Twain ES Teacher Doesn’t Let Heart Attack Slow Him Down

Robert Bonn with student

Fourth-grade teacher Robert “Bobby” Bonn suffered a major heart attack just three short months ago — but you’d never know it just by looking at him.

The Twain ES educator still hasn’t missed a single day of class due to his health challenges, despite a fairly grim diagnosis initially.

“The outlook was pretty bleak three months ago,” said Twain Principal Melissa Patin. “The damage was so significant that he had to wear one of those LifeVests [a portable defibrillator for patients at risk of sudden cardiac arrest]. And he was told that there wasn’t much they could do.”

But Bonn’s heart began spontaneously healing itself over the summer — a feat he attributes to the love and support he received from students and the greater Twain community.

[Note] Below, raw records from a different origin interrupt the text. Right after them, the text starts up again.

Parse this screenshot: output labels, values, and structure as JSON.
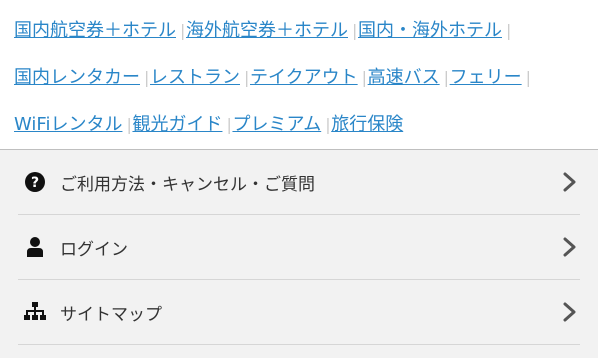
{
  "links": {
    "row1": [
      "国内航空券＋ホテル",
      "海外航空券＋ホテル",
      "国内・海外ホテル"
    ],
    "row2": [
      "国内レンタカー",
      "レストラン",
      "テイクアウト",
      "高速バス",
      "フェリー"
    ],
    "row3": [
      "WiFiレンタル",
      "観光ガイド",
      "プレミアム",
      "旅行保険"
    ]
  },
  "menu": {
    "items": [
      {
        "label": "ご利用方法・キャンセル・ご質問",
        "icon": "question-circle-icon"
      },
      {
        "label": "ログイン",
        "icon": "user-icon"
      },
      {
        "label": "サイトマップ",
        "icon": "sitemap-icon"
      }
    ]
  },
  "colors": {
    "link": "#2a86c8",
    "menu_bg": "#f2f2f2",
    "text": "#333333"
  }
}
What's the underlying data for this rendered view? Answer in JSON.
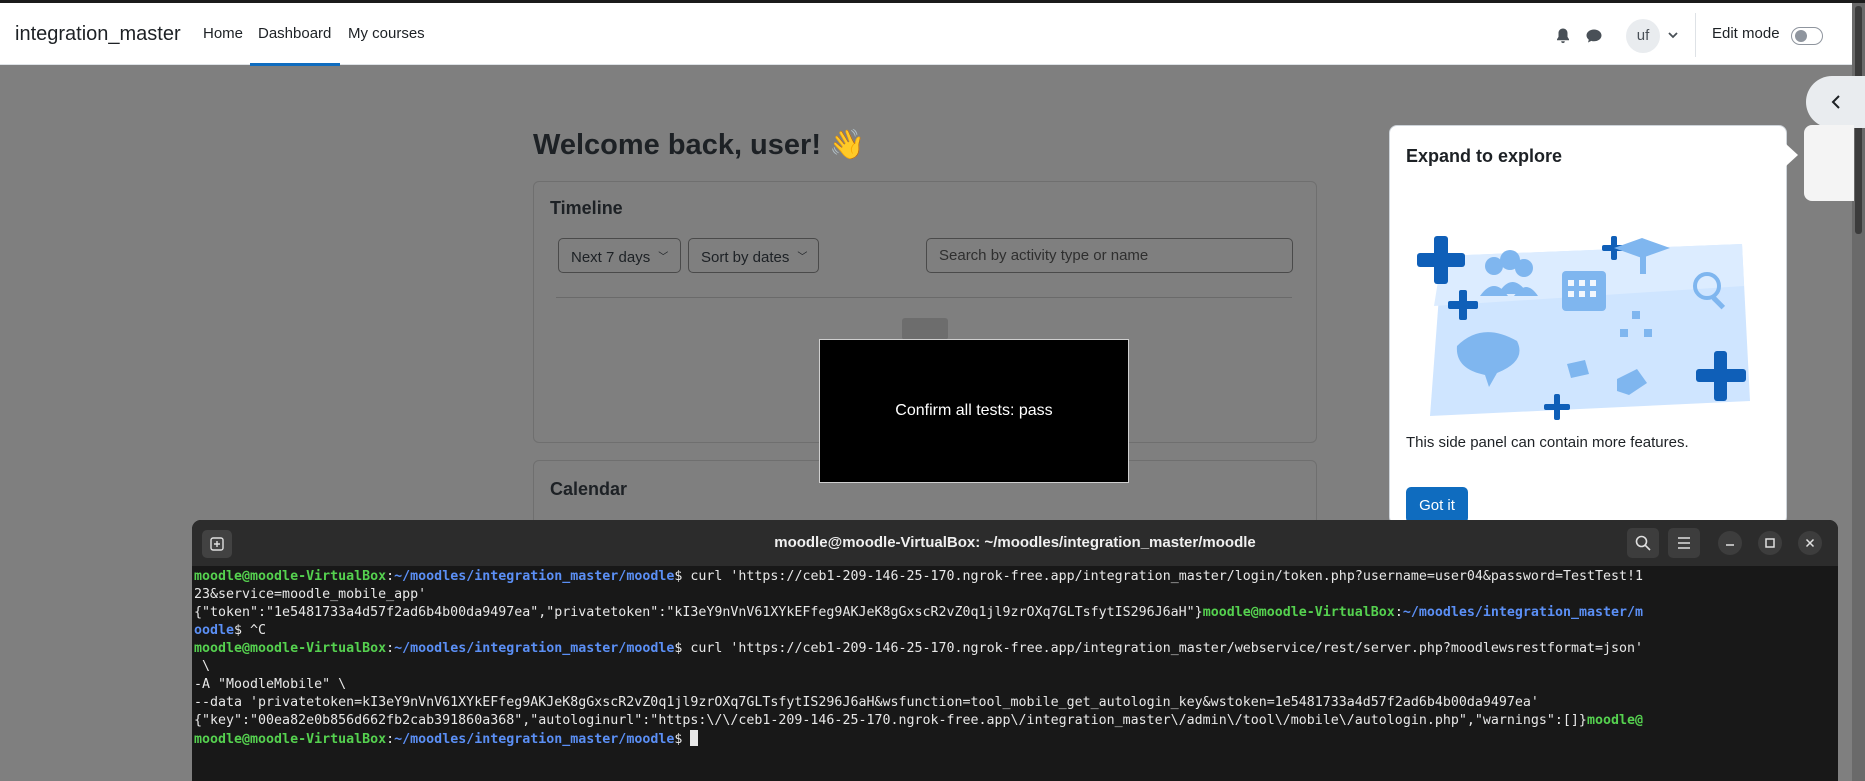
{
  "navbar": {
    "brand": "integration_master",
    "links": [
      "Home",
      "Dashboard",
      "My courses"
    ],
    "active_link": "Dashboard",
    "user_initials": "uf",
    "edit_mode_label": "Edit mode",
    "edit_mode_on": false
  },
  "dashboard": {
    "welcome": "Welcome back, user! 👋",
    "timeline": {
      "title": "Timeline",
      "filter_days": "Next 7 days",
      "sort": "Sort by dates",
      "search_placeholder": "Search by activity type or name"
    },
    "calendar": {
      "title": "Calendar"
    }
  },
  "overlay": {
    "message": "Confirm all tests: pass"
  },
  "popover": {
    "title": "Expand to explore",
    "text": "This side panel can contain more features.",
    "button": "Got it"
  },
  "terminal": {
    "title": "moodle@moodle-VirtualBox: ~/moodles/integration_master/moodle",
    "prompt_user": "moodle@moodle-VirtualBox",
    "prompt_path": "~/moodles/integration_master/moodle",
    "lines": {
      "l1_cmd": "$ curl 'https://ceb1-209-146-25-170.ngrok-free.app/integration_master/login/token.php?username=user04&password=TestTest!1",
      "l2": "23&service=moodle_mobile_app'",
      "l3_out": "{\"token\":\"1e5481733a4d57f2ad6b4b00da9497ea\",\"privatetoken\":\"kI3eY9nVnV61XYkEFfeg9AKJeK8gGxscR2vZ0q1jl9zrOXq7GLTsfytIS296J6aH\"}",
      "l3_user": "moodle@moodle-VirtualBox",
      "l3_path": "~/moodles/integration_master/m",
      "l4_path": "oodle",
      "l4_rest": "$ ^C",
      "l5_cmd": "$ curl 'https://ceb1-209-146-25-170.ngrok-free.app/integration_master/webservice/rest/server.php?moodlewsrestformat=json'",
      "l6": " \\",
      "l7": "-A \"MoodleMobile\" \\",
      "l8": "--data 'privatetoken=kI3eY9nVnV61XYkEFfeg9AKJeK8gGxscR2vZ0q1jl9zrOXq7GLTsfytIS296J6aH&wsfunction=tool_mobile_get_autologin_key&wstoken=1e5481733a4d57f2ad6b4b00da9497ea'",
      "l9_out": "{\"key\":\"00ea82e0b856d662fb2cab391860a368\",\"autologinurl\":\"https:\\/\\/ceb1-209-146-25-170.ngrok-free.app\\/integration_master\\/admin\\/tool\\/mobile\\/autologin.php\",\"warnings\":[]}",
      "l9_user": "moodle@",
      "l10_user": "moodle@moodle-VirtualBox",
      "l10_end": "$ "
    }
  }
}
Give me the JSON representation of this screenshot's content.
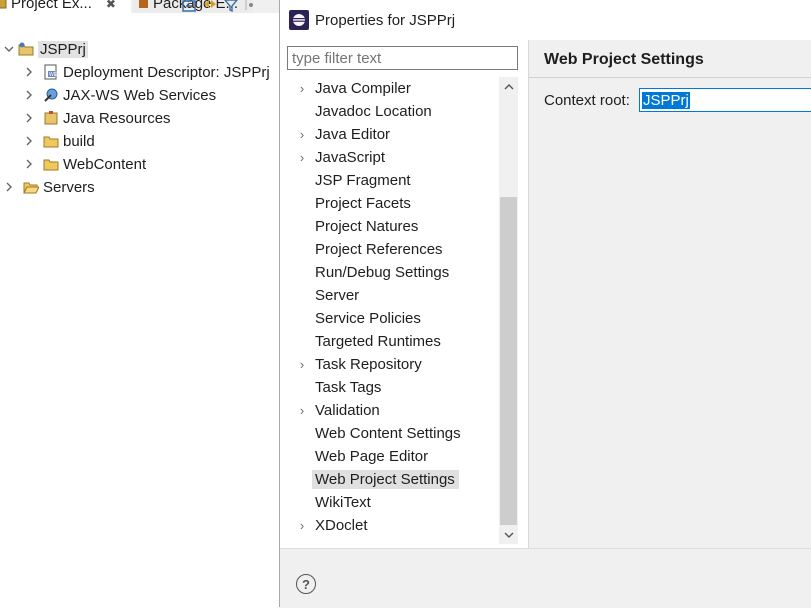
{
  "explorer": {
    "tabs": [
      {
        "label": "Project Ex...",
        "close": "✖"
      },
      {
        "label": "Package E..."
      }
    ],
    "tree": [
      {
        "label": "JSPPrj",
        "chevron": "⌄",
        "icon": "project-icon",
        "selected": true
      },
      {
        "label": "Deployment Descriptor: JSPPrj",
        "chevron": "›",
        "icon": "deployment-descriptor-icon"
      },
      {
        "label": "JAX-WS Web Services",
        "chevron": "›",
        "icon": "web-services-icon"
      },
      {
        "label": "Java Resources",
        "chevron": "›",
        "icon": "java-resources-icon"
      },
      {
        "label": "build",
        "chevron": "›",
        "icon": "folder-icon"
      },
      {
        "label": "WebContent",
        "chevron": "›",
        "icon": "folder-icon"
      },
      {
        "label": "Servers",
        "chevron": "›",
        "icon": "folder-open-icon"
      }
    ]
  },
  "dialog": {
    "title": "Properties for JSPPrj",
    "filter_placeholder": "type filter text",
    "nav_items": [
      {
        "label": "Java Compiler",
        "expandable": true
      },
      {
        "label": "Javadoc Location",
        "expandable": false
      },
      {
        "label": "Java Editor",
        "expandable": true
      },
      {
        "label": "JavaScript",
        "expandable": true
      },
      {
        "label": "JSP Fragment",
        "expandable": false
      },
      {
        "label": "Project Facets",
        "expandable": false
      },
      {
        "label": "Project Natures",
        "expandable": false
      },
      {
        "label": "Project References",
        "expandable": false
      },
      {
        "label": "Run/Debug Settings",
        "expandable": false
      },
      {
        "label": "Server",
        "expandable": false
      },
      {
        "label": "Service Policies",
        "expandable": false
      },
      {
        "label": "Targeted Runtimes",
        "expandable": false
      },
      {
        "label": "Task Repository",
        "expandable": true
      },
      {
        "label": "Task Tags",
        "expandable": false
      },
      {
        "label": "Validation",
        "expandable": true
      },
      {
        "label": "Web Content Settings",
        "expandable": false
      },
      {
        "label": "Web Page Editor",
        "expandable": false
      },
      {
        "label": "Web Project Settings",
        "expandable": false,
        "selected": true
      },
      {
        "label": "WikiText",
        "expandable": false
      },
      {
        "label": "XDoclet",
        "expandable": true
      }
    ],
    "page": {
      "title": "Web Project Settings",
      "context_root_label": "Context root:",
      "context_root_value": "JSPPrj"
    },
    "help_label": "?"
  },
  "colors": {
    "selection_blue": "#0078d7",
    "dialog_bg": "#f0f0f0",
    "nav_selected": "#e0e0e0"
  }
}
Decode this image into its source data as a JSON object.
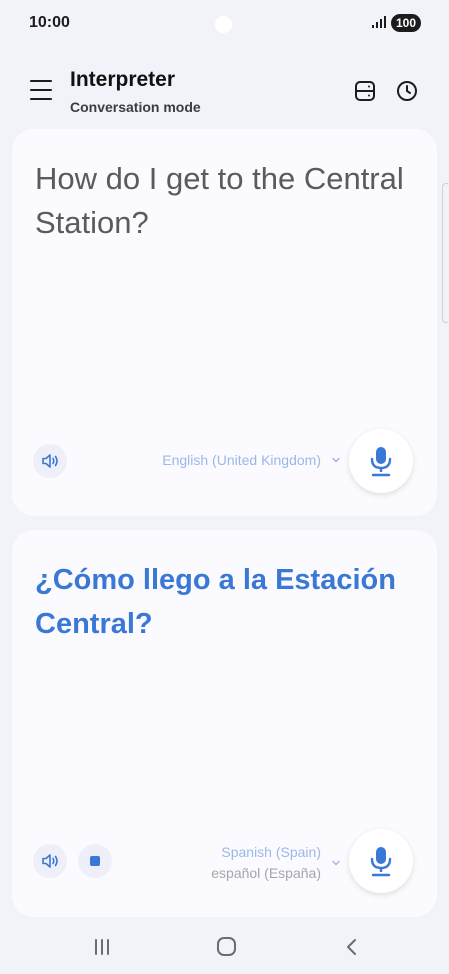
{
  "status_bar": {
    "time": "10:00",
    "battery": "100"
  },
  "header": {
    "title": "Interpreter",
    "subtitle": "Conversation mode"
  },
  "source": {
    "text": "How do I get to the Central Station?",
    "language": "English (United Kingdom)"
  },
  "target": {
    "text": "¿Cómo llego a la Estación Central?",
    "language": "Spanish (Spain)",
    "language_native": "español (España)"
  },
  "colors": {
    "accent": "#3a78d6",
    "card": "#fbfbff",
    "background": "#f2f3f8"
  },
  "icons": [
    "menu-icon",
    "layout-icon",
    "history-icon",
    "speaker-icon",
    "stop-icon",
    "chevron-down-icon",
    "microphone-icon",
    "recent-apps-icon",
    "home-icon",
    "back-icon"
  ]
}
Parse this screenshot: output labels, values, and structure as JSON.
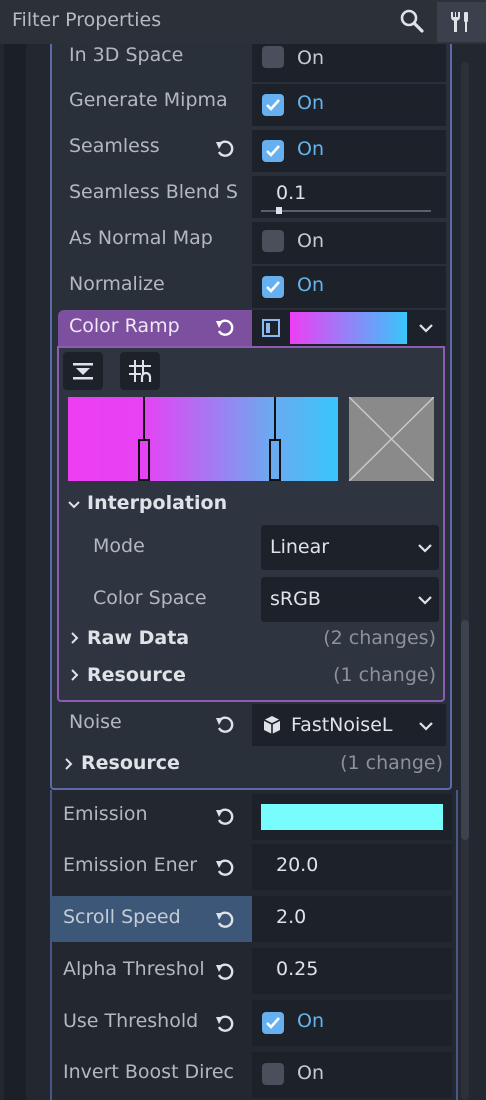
{
  "header": {
    "filter_placeholder": "Filter Properties",
    "search_icon": "search-icon",
    "tools_icon": "tools-icon"
  },
  "properties_top": [
    {
      "label": "In 3D Space",
      "checked": false,
      "value": "On"
    },
    {
      "label": "Generate Mipma",
      "checked": true,
      "value": "On"
    },
    {
      "label": "Seamless",
      "checked": true,
      "value": "On",
      "revert": true
    },
    {
      "label": "Seamless Blend S",
      "value": "0.1",
      "slider_fraction": 0.1
    },
    {
      "label": "As Normal Map",
      "checked": false,
      "value": "On"
    },
    {
      "label": "Normalize",
      "checked": true,
      "value": "On"
    }
  ],
  "color_ramp": {
    "label": "Color Ramp",
    "gradient_colors": [
      "#ee3ef4",
      "#38c6fb"
    ],
    "interpolation": {
      "title": "Interpolation",
      "mode_label": "Mode",
      "mode_value": "Linear",
      "color_space_label": "Color Space",
      "color_space_value": "sRGB"
    },
    "raw_data": {
      "title": "Raw Data",
      "changes": "(2 changes)"
    },
    "resource": {
      "title": "Resource",
      "changes": "(1 change)"
    }
  },
  "noise": {
    "label": "Noise",
    "value": "FastNoiseL",
    "resource_title": "Resource",
    "resource_changes": "(1 change)"
  },
  "properties_bottom": {
    "emission_label": "Emission",
    "emission_color": "#78fdfd",
    "emission_energy_label": "Emission Ener",
    "emission_energy_value": "20.0",
    "scroll_speed_label": "Scroll Speed",
    "scroll_speed_value": "2.0",
    "alpha_threshold_label": "Alpha Threshol",
    "alpha_threshold_value": "0.25",
    "use_threshold_label": "Use Threshold",
    "use_threshold_value": "On",
    "invert_boost_label": "Invert Boost Direc",
    "invert_boost_value": "On"
  }
}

“There was not a staff member who didn’t visit, send me a card, or text me while I was in the hospital,” said Bonn. “All of my previous students sent cards and emailed as well. And several fathers, who are doctors at St. Luke’s, visited my room to check on me. My fourth-grade team and several administrators were by my bedside the five days I was there. They prayed for me, encouraged me, and inspired me to fight. My doctors and nurses kept asking if I needed to be alone because I had so many visitors, and I told them, ‘Absolutely not.’ I explained that I needed my Twain family there with me. And they agreed.”

“Parents adore him, students love him, and the staff treats him like a brother,” added Patin. “And Bobby has such a positive attitude. He said he could feel the love and support of everyone, and he hasn’t missed a beat. He loves his job so much. He was here for the first day of class and for every single day of the Rigor Institute. He is an inspiration to all of us.”

Bonn is also a highly effective teacher. Patin said his students’ value-added scores are in the “highly effective” range for both reading and math.

“One thing he does that I think is amazing is he meets with each of his students individually during the week to reflect on their work, clarify misunderstandings, and celebrate successes,” said Patin. “He knows his students’ strengths and also the areas for growth and develops targeted lessons to meet their needs. His encouraging, supportive tone really inspires the children to work hard and to be good citizens.”